For problems involving the floor function and the fractional part function, it often helps (for ease of notation) to write \( x = n+r ,\) where \( n = \lfloor x \rfloor \) and \( r = \{ x\} \). Then \( n \) is an integer and \( 0 \le r < 1 \).
Let \( x \) be a positive real number such that
\[ x^2+\{x\}^2 = 27. \]
Find \( x\).
Write \( x = n+r \) as suggested. Now note that \(x^2 \le x^2+\{x\}^2 < x^2+1 \), so \( 26 < x^2 \le 27\). So \(n = 5 \). Then
\[ \begin{align} (5+r)^2+r^2 &= 27 \\ 25+10r+2r^2 &=27 \\ 2r^2+10r-2 &= 0, \end{align} \]
so \( r = \frac{-5+\sqrt{29}}2\) by the quadratic formula.
Therefore, \( x = 5 + r = \frac{5+\sqrt{29}}2\). \(_\square\)
Find the smallest real number \( m \) such that for all positive real numbers \( x \),
\[ \{ x \} + \left\{ \frac1{x} \right\} < m. \]
If \( x < 1 \), we can write \( x = 1/y, y \ge 1, \) and \( \{ x \} + \{ \frac1{x} \} = \{ y \} + \{ \frac1{y} \}. \) So we may assume \( x \ge 1 \). Then \( \{ \frac1{x} \} = \frac1{x}\). Writing \( x = n+r \), with \(n \) a positive integer, the left side becomes
\[ r + \frac1{n+r}. \]
For fixed \( r \), this is maximized when the denominator is minimized, i.e. \(n = 1 \).
Now \( r + \frac1{1+r} \) is an increasing function for \( 0 \le r < 1 \), its derivative being \( 1-\frac1{(1+r)^2} \). As \( r \to 1^- \), the sum goes to \( 1+\frac1{1+1} = \frac{3}{2} \). So the answer is \( \frac{3}{2} \).
(Exercise: If \( x \) is allowed to be negative, the answer is \( m=2\).)
Find the number of real \(x\) satisfying the equation \( \{x\} \lfloor x \rfloor– 2\lfloor x \rfloor = \{x\} -1\).
Notations:
\(\{\cdot \}\) denotes the fractional part function.
\(\lfloor \cdot \rfloor\) denotes the floor function.
Fractional Parts and Integral Calculus
There are many interesting integrals involving the fractional part function.

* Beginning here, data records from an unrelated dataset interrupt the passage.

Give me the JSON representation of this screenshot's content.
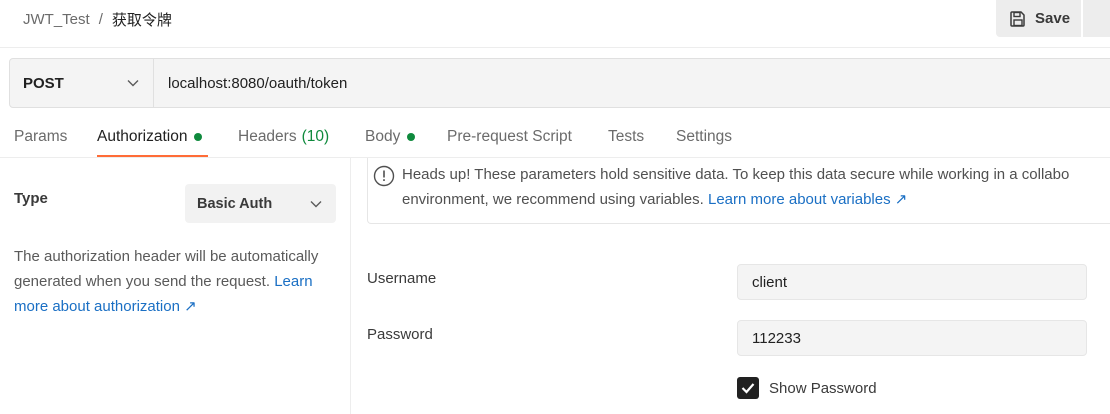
{
  "breadcrumb": {
    "collection": "JWT_Test",
    "separator": "/",
    "request": "获取令牌"
  },
  "toolbar": {
    "save_label": "Save"
  },
  "request": {
    "method": "POST",
    "url": "localhost:8080/oauth/token"
  },
  "tabs": [
    {
      "label": "Params"
    },
    {
      "label": "Authorization",
      "active": true,
      "dot": true
    },
    {
      "label": "Headers",
      "count": "(10)"
    },
    {
      "label": "Body",
      "dot": true
    },
    {
      "label": "Pre-request Script"
    },
    {
      "label": "Tests"
    },
    {
      "label": "Settings"
    }
  ],
  "auth": {
    "type_label": "Type",
    "type_value": "Basic Auth",
    "description": "The authorization header will be automatically generated when you send the request.",
    "learn_more": "Learn more about authorization ↗"
  },
  "notice": {
    "text": "Heads up! These parameters hold sensitive data. To keep this data secure while working in a collabo",
    "text2": "environment, we recommend using variables.",
    "link": "Learn more about variables ↗"
  },
  "fields": {
    "username_label": "Username",
    "username_value": "client",
    "password_label": "Password",
    "password_value": "112233",
    "show_password_label": "Show Password",
    "show_password_checked": true
  },
  "colors": {
    "accent": "#ff6c37",
    "dot": "#0f8a3d",
    "link": "#1a6fc4"
  },
  "icons": [
    "save-icon",
    "chevron-down-icon",
    "info-icon",
    "checkmark-icon"
  ]
}
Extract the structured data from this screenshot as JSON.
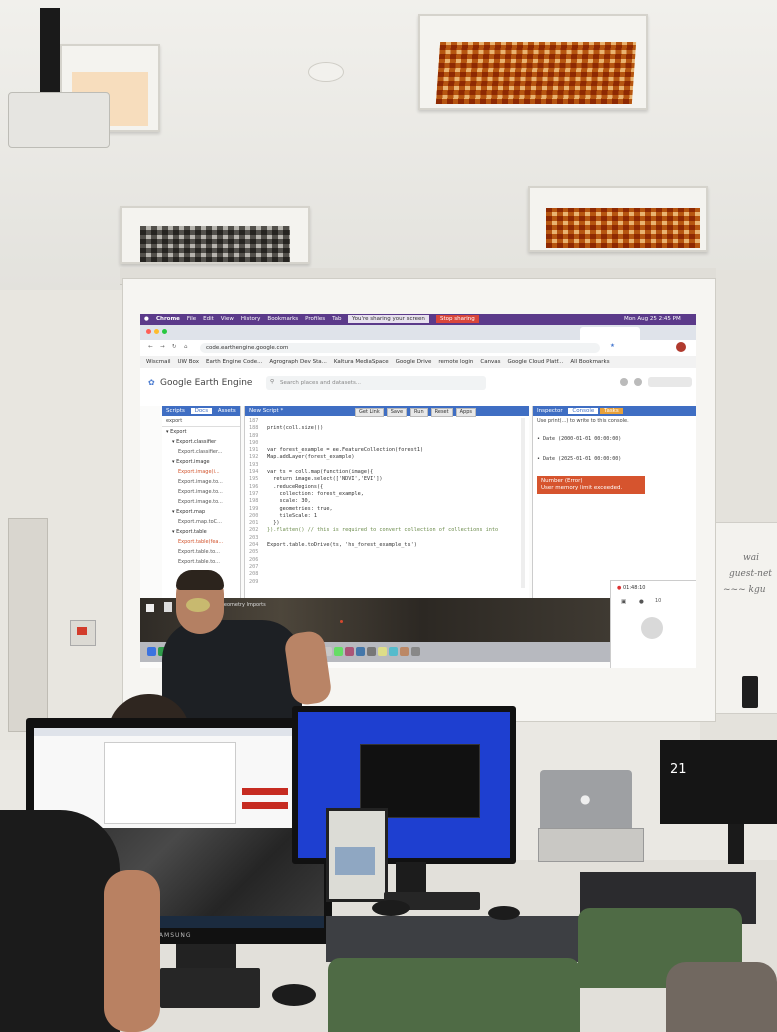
{
  "projection": {
    "mac_menubar": {
      "apple": "",
      "items": [
        "Chrome",
        "File",
        "Edit",
        "View",
        "History",
        "Bookmarks",
        "Profiles",
        "Tab",
        "Window",
        "Help"
      ],
      "sharing_notice": "You're sharing your screen",
      "stop_sharing": "Stop sharing",
      "clock": "Mon Aug 25 2:45 PM"
    },
    "browser": {
      "url": "code.earthengine.google.com",
      "bookmarks": [
        "Wiscmail",
        "UW Box",
        "Earth Engine Code...",
        "Agrograph Dev Sta...",
        "Kaltura MediaSpace",
        "Google Drive",
        "remote login",
        "Canvas",
        "Google Cloud Platf...",
        "All Bookmarks"
      ]
    },
    "gee": {
      "title": "Google Earth Engine",
      "search_placeholder": "Search places and datasets...",
      "left_tabs": [
        "Scripts",
        "Docs",
        "Assets"
      ],
      "filter_text": "export",
      "tree": [
        {
          "label": "▾ Export",
          "indent": 0,
          "color": "#333"
        },
        {
          "label": "▾ Export.classifier",
          "indent": 1,
          "color": "#333"
        },
        {
          "label": "Export.classifier...",
          "indent": 2,
          "color": "#555"
        },
        {
          "label": "▾ Export.image",
          "indent": 1,
          "color": "#333"
        },
        {
          "label": "Export.image(i...",
          "indent": 2,
          "color": "#d3542d"
        },
        {
          "label": "Export.image.to...",
          "indent": 2,
          "color": "#555"
        },
        {
          "label": "Export.image.to...",
          "indent": 2,
          "color": "#555"
        },
        {
          "label": "Export.image.to...",
          "indent": 2,
          "color": "#555"
        },
        {
          "label": "▾ Export.map",
          "indent": 1,
          "color": "#333"
        },
        {
          "label": "Export.map.toC...",
          "indent": 2,
          "color": "#555"
        },
        {
          "label": "▾ Export.table",
          "indent": 1,
          "color": "#333"
        },
        {
          "label": "Export.table(fea...",
          "indent": 2,
          "color": "#d3542d"
        },
        {
          "label": "Export.table.to...",
          "indent": 2,
          "color": "#555"
        },
        {
          "label": "Export.table.to...",
          "indent": 2,
          "color": "#555"
        }
      ],
      "script_title": "New Script *",
      "editor_buttons": [
        "Get Link",
        "Save",
        "Run",
        "Reset",
        "Apps"
      ],
      "code_lines": [
        {
          "n": "187",
          "t": ""
        },
        {
          "n": "188",
          "t": "print(coll.size())"
        },
        {
          "n": "189",
          "t": ""
        },
        {
          "n": "190",
          "t": ""
        },
        {
          "n": "191",
          "t": "var forest_example = ee.FeatureCollection(forest1)"
        },
        {
          "n": "192",
          "t": "Map.addLayer(forest_example)"
        },
        {
          "n": "193",
          "t": ""
        },
        {
          "n": "194",
          "t": "var ts = coll.map(function(image){"
        },
        {
          "n": "195",
          "t": "  return image.select(['NDVI','EVI'])"
        },
        {
          "n": "196",
          "t": "  .reduceRegions({"
        },
        {
          "n": "197",
          "t": "    collection: forest_example,"
        },
        {
          "n": "198",
          "t": "    scale: 30,"
        },
        {
          "n": "199",
          "t": "    geometries: true,"
        },
        {
          "n": "200",
          "t": "    tileScale: 1"
        },
        {
          "n": "201",
          "t": "  })"
        },
        {
          "n": "202",
          "t": "}).flatten() // this is required to convert collection of collections into"
        },
        {
          "n": "203",
          "t": ""
        },
        {
          "n": "204",
          "t": "Export.table.toDrive(ts, 'hs_forest_example_ts')"
        },
        {
          "n": "205",
          "t": ""
        },
        {
          "n": "206",
          "t": ""
        },
        {
          "n": "207",
          "t": ""
        },
        {
          "n": "208",
          "t": ""
        },
        {
          "n": "209",
          "t": ""
        }
      ],
      "console_tabs": [
        "Inspector",
        "Console",
        "Tasks"
      ],
      "console_hint": "Use print(...) to write to this console.",
      "console_dates": [
        "• Date (2000-01-01 00:00:00)",
        "• Date (2025-01-01 00:00:00)"
      ],
      "error_title": "Number (Error)",
      "error_message": "User memory limit exceeded.",
      "layers_label": "Geometry Imports",
      "call_time": "01:48:10",
      "participants": "10"
    }
  },
  "whiteboard": {
    "lines": [
      "wai",
      "guest-net",
      "~~~ kgu"
    ]
  },
  "room": {
    "monitor_brand": "SAMSUNG",
    "right_monitor_text": "21"
  },
  "colors": {
    "gee_blue": "#4a7bd0",
    "error_orange": "#d6542e",
    "mac_menubar_purple": "#5b3a8a",
    "terminal_desktop_blue": "#1e3fd0"
  }
}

A good way to evaluate definite integrals of this type is to break up the interval of integration into intervals on which the greatest integer function is constant; then the original integral is a sum of integrals which are easier to evaluate.
Find \[ \int_0^1 \left\{ \frac1{x} \right\} \, dx. \]
On the interval \( \left(1/(n+1),1/n \right] \), \( \lfloor \frac1{x} \rfloor = n \). So the integral on that interval becomes
\[ \begin{align} \int_{1/(n+1)}^{1/n} \left( \frac1{x}-n \right) \, dx &= \ln(1/n)-\ln(1/(n+1)) -n(1/n-1/(n+1)) \\ &= \ln(n+1)-\ln(n) - \frac1{n+1}. \end{align} \]
So the integral is
\[ \sum_{n=1}^{\infty} \int_{1/(n+1)}^{1/n} \left\{ \frac1{x} \right\} \, dx = \sum_{n=1}^\infty \left(\ln(n+1)-\ln(n) - \frac1{n+1}\right) \]
and the \( k^\text{th} \) partial sum telescopes to \( \ln(k+1)-\left( \frac12 + \cdots + \frac1{k+1} \right) \). The limit is \( 1-\gamma \), where \( \gamma \) is the famous Euler-Mascheroni constant. \(_\square\)
\[\int _{ 0 }^{ 1 }{ \left\{ \frac { 1 }{ x } \right\} ^{ 3 } } dx=−\frac { H }{ U } −Mγ+\frac { { M }_{ 1 } }{ U_1 } \ln { (Sπ) } −B\ln { A } \]
In the equation above, \(A\) is the Glaisher–Kinkelin constant, all other variables are positive integers, and all the fractions mentioned are coprime.
Find \(H+U+M+{ M }_{ 1 }+{ U }_{ 1 }+S+B.\)
Note: \(\{x\}\) denotes the fractional part of \(x.\)
This is a part of "Who's up to the challenge?"
References
- Schmidtke, R. Parte fraccionaria. Retrieved April 16, 2016, from https://es.wikipedia.org/wiki/Usuario:MRS~eswiki/parte_entera#/media/File:Parte_fraccionaria.png